The answer must be a single number: the count of lines in the data below that hold the word "supabase".

**Supplied records**.
******

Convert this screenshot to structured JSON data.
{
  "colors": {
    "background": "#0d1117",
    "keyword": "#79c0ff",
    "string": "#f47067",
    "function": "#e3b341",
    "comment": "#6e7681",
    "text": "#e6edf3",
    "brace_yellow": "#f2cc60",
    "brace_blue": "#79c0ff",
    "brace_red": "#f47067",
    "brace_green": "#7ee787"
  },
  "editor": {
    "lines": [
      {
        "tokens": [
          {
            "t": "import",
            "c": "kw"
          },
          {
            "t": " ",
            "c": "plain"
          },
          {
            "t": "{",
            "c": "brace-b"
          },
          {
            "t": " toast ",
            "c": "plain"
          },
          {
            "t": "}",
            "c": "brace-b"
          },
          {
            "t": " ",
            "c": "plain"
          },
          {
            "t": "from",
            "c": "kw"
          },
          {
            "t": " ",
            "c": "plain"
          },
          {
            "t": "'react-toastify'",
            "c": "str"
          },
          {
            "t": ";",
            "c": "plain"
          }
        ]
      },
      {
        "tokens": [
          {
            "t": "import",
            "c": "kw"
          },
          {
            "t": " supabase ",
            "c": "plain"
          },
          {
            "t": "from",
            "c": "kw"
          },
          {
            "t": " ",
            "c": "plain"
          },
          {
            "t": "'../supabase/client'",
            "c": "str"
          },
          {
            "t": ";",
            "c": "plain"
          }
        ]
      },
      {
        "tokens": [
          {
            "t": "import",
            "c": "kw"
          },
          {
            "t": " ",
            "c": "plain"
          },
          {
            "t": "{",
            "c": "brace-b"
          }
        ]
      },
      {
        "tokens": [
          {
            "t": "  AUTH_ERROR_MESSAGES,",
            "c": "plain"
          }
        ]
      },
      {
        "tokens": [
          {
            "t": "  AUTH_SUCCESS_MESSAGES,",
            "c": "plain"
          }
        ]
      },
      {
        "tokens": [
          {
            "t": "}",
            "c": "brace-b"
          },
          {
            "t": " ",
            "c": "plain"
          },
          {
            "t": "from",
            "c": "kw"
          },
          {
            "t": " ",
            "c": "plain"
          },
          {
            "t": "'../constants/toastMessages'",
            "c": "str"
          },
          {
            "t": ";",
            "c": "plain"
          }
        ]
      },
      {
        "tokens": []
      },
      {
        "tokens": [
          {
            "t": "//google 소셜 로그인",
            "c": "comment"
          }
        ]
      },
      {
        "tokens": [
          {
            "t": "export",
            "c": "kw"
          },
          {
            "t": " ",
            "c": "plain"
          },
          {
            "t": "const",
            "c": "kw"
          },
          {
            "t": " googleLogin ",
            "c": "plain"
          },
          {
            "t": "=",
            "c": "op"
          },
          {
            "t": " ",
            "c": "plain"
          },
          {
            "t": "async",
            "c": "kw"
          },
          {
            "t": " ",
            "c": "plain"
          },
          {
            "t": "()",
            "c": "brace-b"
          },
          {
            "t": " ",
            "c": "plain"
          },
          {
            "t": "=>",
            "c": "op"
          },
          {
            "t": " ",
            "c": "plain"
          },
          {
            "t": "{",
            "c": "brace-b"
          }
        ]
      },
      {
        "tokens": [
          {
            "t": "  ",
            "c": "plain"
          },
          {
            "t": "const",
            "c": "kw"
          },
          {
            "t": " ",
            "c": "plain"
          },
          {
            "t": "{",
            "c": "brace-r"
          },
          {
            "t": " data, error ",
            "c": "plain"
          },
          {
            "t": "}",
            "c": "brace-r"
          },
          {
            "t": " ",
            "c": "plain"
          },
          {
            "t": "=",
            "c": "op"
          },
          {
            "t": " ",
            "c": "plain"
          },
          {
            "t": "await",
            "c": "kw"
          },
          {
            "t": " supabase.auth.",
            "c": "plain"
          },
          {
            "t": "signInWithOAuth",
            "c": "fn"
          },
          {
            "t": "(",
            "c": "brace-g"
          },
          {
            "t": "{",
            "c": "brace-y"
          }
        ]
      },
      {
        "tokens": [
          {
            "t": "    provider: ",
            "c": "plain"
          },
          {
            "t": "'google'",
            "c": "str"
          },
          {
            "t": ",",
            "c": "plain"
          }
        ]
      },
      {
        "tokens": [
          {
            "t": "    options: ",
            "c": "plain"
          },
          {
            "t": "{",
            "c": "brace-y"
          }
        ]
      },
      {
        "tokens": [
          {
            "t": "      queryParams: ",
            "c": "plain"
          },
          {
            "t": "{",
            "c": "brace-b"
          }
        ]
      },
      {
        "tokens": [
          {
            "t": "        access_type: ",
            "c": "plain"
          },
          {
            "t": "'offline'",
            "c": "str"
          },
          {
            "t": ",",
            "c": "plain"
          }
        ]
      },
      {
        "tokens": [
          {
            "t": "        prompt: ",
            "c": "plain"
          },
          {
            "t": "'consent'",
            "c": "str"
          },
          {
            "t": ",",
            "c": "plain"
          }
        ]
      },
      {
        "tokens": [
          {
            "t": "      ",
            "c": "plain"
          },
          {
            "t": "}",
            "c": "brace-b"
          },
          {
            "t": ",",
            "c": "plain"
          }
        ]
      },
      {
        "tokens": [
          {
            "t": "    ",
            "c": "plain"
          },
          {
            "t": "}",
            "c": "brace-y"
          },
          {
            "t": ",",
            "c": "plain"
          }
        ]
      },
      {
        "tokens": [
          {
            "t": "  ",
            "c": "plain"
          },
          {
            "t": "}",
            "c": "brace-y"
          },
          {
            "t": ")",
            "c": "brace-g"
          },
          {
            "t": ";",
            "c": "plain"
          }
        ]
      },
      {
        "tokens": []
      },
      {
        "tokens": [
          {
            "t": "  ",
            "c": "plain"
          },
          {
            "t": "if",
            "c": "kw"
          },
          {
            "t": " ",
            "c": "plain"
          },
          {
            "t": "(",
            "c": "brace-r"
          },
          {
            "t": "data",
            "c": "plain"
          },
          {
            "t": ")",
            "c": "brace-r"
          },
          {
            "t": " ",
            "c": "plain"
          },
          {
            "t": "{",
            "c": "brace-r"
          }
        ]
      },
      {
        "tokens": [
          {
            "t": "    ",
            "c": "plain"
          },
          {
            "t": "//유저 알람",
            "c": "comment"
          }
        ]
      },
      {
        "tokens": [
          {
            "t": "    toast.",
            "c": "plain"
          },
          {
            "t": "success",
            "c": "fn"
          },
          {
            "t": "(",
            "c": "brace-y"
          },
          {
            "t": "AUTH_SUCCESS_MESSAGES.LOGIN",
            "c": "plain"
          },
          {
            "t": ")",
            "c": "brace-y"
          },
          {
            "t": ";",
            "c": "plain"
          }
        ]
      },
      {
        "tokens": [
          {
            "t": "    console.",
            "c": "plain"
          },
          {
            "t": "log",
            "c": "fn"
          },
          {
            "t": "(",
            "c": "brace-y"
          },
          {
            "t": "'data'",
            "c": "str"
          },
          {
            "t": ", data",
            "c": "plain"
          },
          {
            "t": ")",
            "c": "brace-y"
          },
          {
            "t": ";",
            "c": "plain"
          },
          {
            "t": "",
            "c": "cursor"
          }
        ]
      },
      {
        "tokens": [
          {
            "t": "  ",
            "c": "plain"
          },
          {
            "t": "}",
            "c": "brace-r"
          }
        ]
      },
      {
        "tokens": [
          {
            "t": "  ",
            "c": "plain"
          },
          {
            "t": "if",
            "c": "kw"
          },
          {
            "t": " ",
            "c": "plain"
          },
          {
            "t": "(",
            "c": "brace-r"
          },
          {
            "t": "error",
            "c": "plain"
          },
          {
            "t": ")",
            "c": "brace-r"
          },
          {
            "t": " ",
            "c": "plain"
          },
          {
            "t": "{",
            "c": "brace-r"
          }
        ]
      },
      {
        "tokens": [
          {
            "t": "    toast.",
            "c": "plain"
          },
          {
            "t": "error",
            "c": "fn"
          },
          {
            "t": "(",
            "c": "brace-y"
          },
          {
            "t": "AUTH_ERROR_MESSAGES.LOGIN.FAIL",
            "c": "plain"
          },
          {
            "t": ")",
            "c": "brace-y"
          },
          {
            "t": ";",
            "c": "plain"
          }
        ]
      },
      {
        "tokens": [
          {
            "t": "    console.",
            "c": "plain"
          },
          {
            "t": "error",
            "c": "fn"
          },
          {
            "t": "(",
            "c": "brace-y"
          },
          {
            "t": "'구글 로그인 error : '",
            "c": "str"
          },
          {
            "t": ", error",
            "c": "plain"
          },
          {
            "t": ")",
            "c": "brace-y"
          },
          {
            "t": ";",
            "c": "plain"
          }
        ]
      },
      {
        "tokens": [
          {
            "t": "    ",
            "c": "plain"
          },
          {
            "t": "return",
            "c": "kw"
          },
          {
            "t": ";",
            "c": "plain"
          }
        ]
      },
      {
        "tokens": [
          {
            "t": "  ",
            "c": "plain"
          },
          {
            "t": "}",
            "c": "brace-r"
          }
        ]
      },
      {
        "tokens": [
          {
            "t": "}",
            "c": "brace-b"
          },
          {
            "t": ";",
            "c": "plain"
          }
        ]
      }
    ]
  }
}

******

**Exercise result**. 3